=== What the task requires ===
Set down the complete data exactly as it appears below.

=== Data to examine ===
■ ■ ■ ■ ■ ■ ■
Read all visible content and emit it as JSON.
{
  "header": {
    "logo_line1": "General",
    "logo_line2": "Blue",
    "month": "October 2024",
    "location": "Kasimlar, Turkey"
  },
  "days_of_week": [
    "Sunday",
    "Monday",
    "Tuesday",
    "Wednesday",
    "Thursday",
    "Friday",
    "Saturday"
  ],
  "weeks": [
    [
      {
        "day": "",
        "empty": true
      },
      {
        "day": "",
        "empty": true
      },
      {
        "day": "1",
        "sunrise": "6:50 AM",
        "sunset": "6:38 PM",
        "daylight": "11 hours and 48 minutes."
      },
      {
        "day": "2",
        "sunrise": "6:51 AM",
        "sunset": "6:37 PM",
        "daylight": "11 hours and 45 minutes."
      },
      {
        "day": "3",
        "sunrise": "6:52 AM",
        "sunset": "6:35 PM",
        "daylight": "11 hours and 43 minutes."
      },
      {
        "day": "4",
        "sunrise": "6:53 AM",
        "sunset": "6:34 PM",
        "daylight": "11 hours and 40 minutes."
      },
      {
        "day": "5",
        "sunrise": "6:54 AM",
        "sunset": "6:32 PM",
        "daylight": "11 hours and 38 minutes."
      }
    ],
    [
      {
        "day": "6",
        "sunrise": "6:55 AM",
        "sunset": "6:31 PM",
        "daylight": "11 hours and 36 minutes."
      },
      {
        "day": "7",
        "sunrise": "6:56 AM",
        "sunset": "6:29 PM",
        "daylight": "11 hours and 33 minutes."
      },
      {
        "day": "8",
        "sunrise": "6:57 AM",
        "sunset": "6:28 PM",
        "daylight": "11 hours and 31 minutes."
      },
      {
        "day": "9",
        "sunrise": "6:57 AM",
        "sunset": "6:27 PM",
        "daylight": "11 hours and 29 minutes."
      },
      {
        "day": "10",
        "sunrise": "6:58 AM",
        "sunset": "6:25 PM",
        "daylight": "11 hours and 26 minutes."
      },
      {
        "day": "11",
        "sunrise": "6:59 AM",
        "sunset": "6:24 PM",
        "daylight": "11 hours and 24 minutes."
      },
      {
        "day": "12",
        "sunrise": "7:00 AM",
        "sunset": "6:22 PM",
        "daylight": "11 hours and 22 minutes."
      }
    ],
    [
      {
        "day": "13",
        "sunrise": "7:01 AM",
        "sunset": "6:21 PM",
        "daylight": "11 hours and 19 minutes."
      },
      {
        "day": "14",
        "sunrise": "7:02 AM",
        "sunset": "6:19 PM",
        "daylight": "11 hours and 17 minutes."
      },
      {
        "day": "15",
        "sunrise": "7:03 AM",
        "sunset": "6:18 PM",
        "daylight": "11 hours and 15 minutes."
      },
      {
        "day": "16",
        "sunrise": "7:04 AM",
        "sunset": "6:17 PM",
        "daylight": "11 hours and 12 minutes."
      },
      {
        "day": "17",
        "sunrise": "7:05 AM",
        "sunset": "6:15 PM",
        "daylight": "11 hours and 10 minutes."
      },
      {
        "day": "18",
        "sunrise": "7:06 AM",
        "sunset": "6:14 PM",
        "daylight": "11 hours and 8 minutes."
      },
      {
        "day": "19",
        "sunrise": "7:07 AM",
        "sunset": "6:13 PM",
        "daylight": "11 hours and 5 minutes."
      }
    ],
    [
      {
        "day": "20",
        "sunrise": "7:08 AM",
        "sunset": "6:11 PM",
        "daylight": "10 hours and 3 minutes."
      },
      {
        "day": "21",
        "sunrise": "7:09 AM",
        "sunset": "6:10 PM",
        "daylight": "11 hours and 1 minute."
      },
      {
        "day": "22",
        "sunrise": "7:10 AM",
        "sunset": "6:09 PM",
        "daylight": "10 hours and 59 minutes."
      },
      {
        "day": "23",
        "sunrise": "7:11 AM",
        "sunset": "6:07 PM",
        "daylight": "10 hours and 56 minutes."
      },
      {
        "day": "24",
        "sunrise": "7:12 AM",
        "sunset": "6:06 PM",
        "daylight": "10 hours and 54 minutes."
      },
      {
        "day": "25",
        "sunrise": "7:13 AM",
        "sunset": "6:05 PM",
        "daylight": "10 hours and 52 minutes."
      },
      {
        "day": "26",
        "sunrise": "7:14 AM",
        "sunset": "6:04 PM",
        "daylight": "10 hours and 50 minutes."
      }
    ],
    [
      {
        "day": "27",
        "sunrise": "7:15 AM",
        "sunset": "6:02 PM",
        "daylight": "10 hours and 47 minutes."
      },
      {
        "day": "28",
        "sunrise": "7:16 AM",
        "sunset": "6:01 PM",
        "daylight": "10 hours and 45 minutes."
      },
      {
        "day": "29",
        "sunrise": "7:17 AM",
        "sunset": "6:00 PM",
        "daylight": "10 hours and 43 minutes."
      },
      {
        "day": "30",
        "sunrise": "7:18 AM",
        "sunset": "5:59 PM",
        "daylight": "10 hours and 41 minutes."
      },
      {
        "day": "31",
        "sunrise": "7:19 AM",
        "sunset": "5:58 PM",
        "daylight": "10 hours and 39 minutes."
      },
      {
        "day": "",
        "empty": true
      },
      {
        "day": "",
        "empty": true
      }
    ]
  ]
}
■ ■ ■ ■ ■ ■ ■
=== Exercise output ===
Read all visible content and emit it as JSON.
{
  "header": {
    "logo_line1": "General",
    "logo_line2": "Blue",
    "month": "October 2024",
    "location": "Kasimlar, Turkey"
  },
  "days_of_week": [
    "Sunday",
    "Monday",
    "Tuesday",
    "Wednesday",
    "Thursday",
    "Friday",
    "Saturday"
  ],
  "weeks": [
    [
      {
        "day": "",
        "empty": true
      },
      {
        "day": "",
        "empty": true
      },
      {
        "day": "1",
        "sunrise": "6:50 AM",
        "sunset": "6:38 PM",
        "daylight": "11 hours and 48 minutes."
      },
      {
        "day": "2",
        "sunrise": "6:51 AM",
        "sunset": "6:37 PM",
        "daylight": "11 hours and 45 minutes."
      },
      {
        "day": "3",
        "sunrise": "6:52 AM",
        "sunset": "6:35 PM",
        "daylight": "11 hours and 43 minutes."
      },
      {
        "day": "4",
        "sunrise": "6:53 AM",
        "sunset": "6:34 PM",
        "daylight": "11 hours and 40 minutes."
      },
      {
        "day": "5",
        "sunrise": "6:54 AM",
        "sunset": "6:32 PM",
        "daylight": "11 hours and 38 minutes."
      }
    ],
    [
      {
        "day": "6",
        "sunrise": "6:55 AM",
        "sunset": "6:31 PM",
        "daylight": "11 hours and 36 minutes."
      },
      {
        "day": "7",
        "sunrise": "6:56 AM",
        "sunset": "6:29 PM",
        "daylight": "11 hours and 33 minutes."
      },
      {
        "day": "8",
        "sunrise": "6:57 AM",
        "sunset": "6:28 PM",
        "daylight": "11 hours and 31 minutes."
      },
      {
        "day": "9",
        "sunrise": "6:57 AM",
        "sunset": "6:27 PM",
        "daylight": "11 hours and 29 minutes."
      },
      {
        "day": "10",
        "sunrise": "6:58 AM",
        "sunset": "6:25 PM",
        "daylight": "11 hours and 26 minutes."
      },
      {
        "day": "11",
        "sunrise": "6:59 AM",
        "sunset": "6:24 PM",
        "daylight": "11 hours and 24 minutes."
      },
      {
        "day": "12",
        "sunrise": "7:00 AM",
        "sunset": "6:22 PM",
        "daylight": "11 hours and 22 minutes."
      }
    ],
    [
      {
        "day": "13",
        "sunrise": "7:01 AM",
        "sunset": "6:21 PM",
        "daylight": "11 hours and 19 minutes."
      },
      {
        "day": "14",
        "sunrise": "7:02 AM",
        "sunset": "6:19 PM",
        "daylight": "11 hours and 17 minutes."
      },
      {
        "day": "15",
        "sunrise": "7:03 AM",
        "sunset": "6:18 PM",
        "daylight": "11 hours and 15 minutes."
      },
      {
        "day": "16",
        "sunrise": "7:04 AM",
        "sunset": "6:17 PM",
        "daylight": "11 hours and 12 minutes."
      },
      {
        "day": "17",
        "sunrise": "7:05 AM",
        "sunset": "6:15 PM",
        "daylight": "11 hours and 10 minutes."
      },
      {
        "day": "18",
        "sunrise": "7:06 AM",
        "sunset": "6:14 PM",
        "daylight": "11 hours and 8 minutes."
      },
      {
        "day": "19",
        "sunrise": "7:07 AM",
        "sunset": "6:13 PM",
        "daylight": "11 hours and 5 minutes."
      }
    ],
    [
      {
        "day": "20",
        "sunrise": "7:08 AM",
        "sunset": "6:11 PM",
        "daylight": "10 hours and 3 minutes."
      },
      {
        "day": "21",
        "sunrise": "7:09 AM",
        "sunset": "6:10 PM",
        "daylight": "11 hours and 1 minute."
      },
      {
        "day": "22",
        "sunrise": "7:10 AM",
        "sunset": "6:09 PM",
        "daylight": "10 hours and 59 minutes."
      },
      {
        "day": "23",
        "sunrise": "7:11 AM",
        "sunset": "6:07 PM",
        "daylight": "10 hours and 56 minutes."
      },
      {
        "day": "24",
        "sunrise": "7:12 AM",
        "sunset": "6:06 PM",
        "daylight": "10 hours and 54 minutes."
      },
      {
        "day": "25",
        "sunrise": "7:13 AM",
        "sunset": "6:05 PM",
        "daylight": "10 hours and 52 minutes."
      },
      {
        "day": "26",
        "sunrise": "7:14 AM",
        "sunset": "6:04 PM",
        "daylight": "10 hours and 50 minutes."
      }
    ],
    [
      {
        "day": "27",
        "sunrise": "7:15 AM",
        "sunset": "6:02 PM",
        "daylight": "10 hours and 47 minutes."
      },
      {
        "day": "28",
        "sunrise": "7:16 AM",
        "sunset": "6:01 PM",
        "daylight": "10 hours and 45 minutes."
      },
      {
        "day": "29",
        "sunrise": "7:17 AM",
        "sunset": "6:00 PM",
        "daylight": "10 hours and 43 minutes."
      },
      {
        "day": "30",
        "sunrise": "7:18 AM",
        "sunset": "5:59 PM",
        "daylight": "10 hours and 41 minutes."
      },
      {
        "day": "31",
        "sunrise": "7:19 AM",
        "sunset": "5:58 PM",
        "daylight": "10 hours and 39 minutes."
      },
      {
        "day": "",
        "empty": true
      },
      {
        "day": "",
        "empty": true
      }
    ]
  ]
}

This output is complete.